**WHAT IS EXPECTED**
Give the data again in full, without pictures.

**MATERIAL FOR THE TASK**

►

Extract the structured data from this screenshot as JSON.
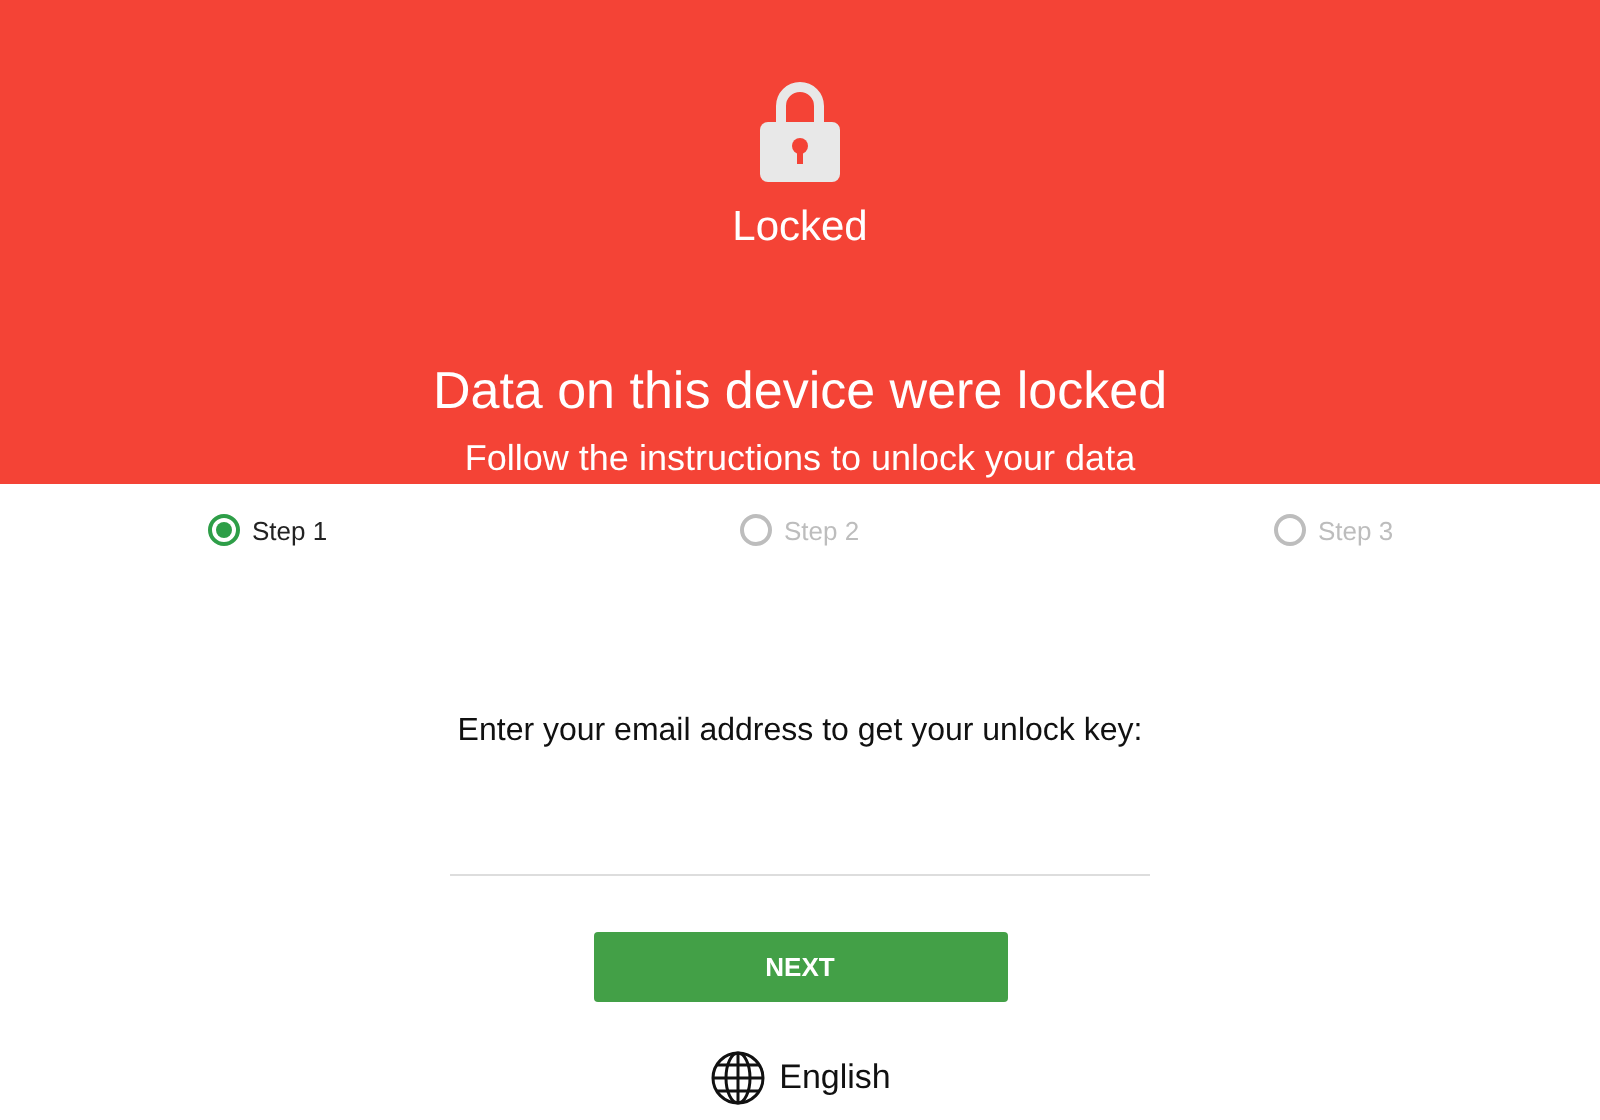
{
  "header": {
    "status": "Locked",
    "title": "Data on this device were locked",
    "subtitle": "Follow the instructions to unlock your data"
  },
  "steps": [
    {
      "label": "Step 1",
      "selected": true
    },
    {
      "label": "Step 2",
      "selected": false
    },
    {
      "label": "Step 3",
      "selected": false
    }
  ],
  "form": {
    "prompt": "Enter your email address to get your unlock key:",
    "button": "NEXT"
  },
  "language": "English"
}
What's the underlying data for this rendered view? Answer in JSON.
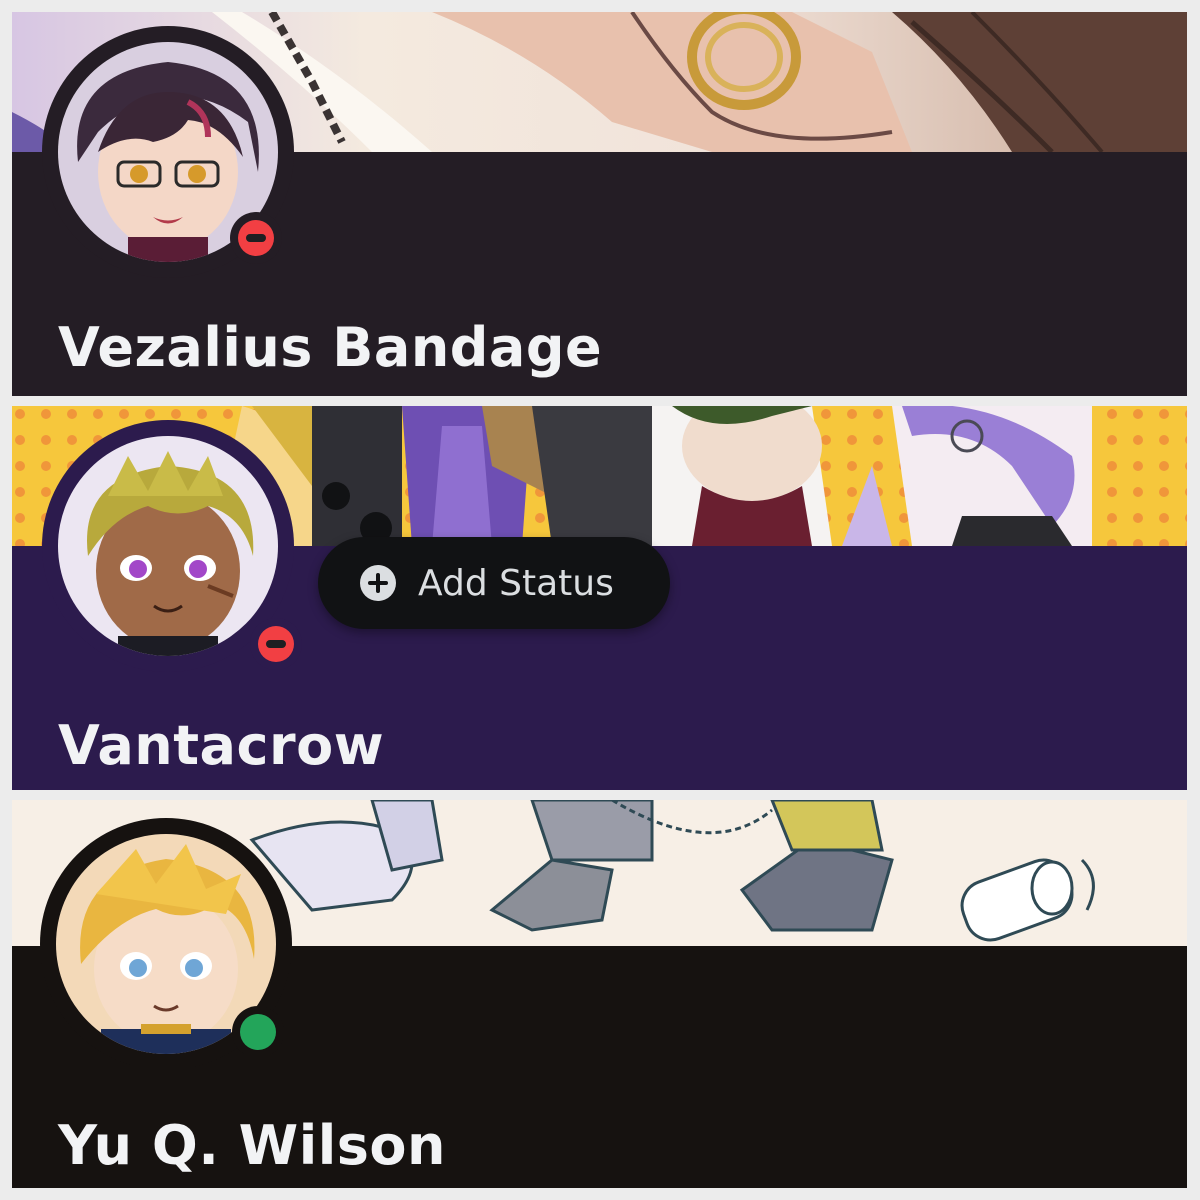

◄

**SOLUTION FOR THIS PROBLEM**
Extract the structured data from this screenshot as JSON.
{
  "header": {
    "status": "Locked",
    "title": "Data on this device were locked",
    "subtitle": "Follow the instructions to unlock your data"
  },
  "steps": [
    {
      "label": "Step 1",
      "selected": true
    },
    {
      "label": "Step 2",
      "selected": false
    },
    {
      "label": "Step 3",
      "selected": false
    }
  ],
  "form": {
    "prompt": "Enter your email address to get your unlock key:",
    "button": "NEXT"
  },
  "language": "English"
}
What's the underlying data for this rendered view? Answer in JSON.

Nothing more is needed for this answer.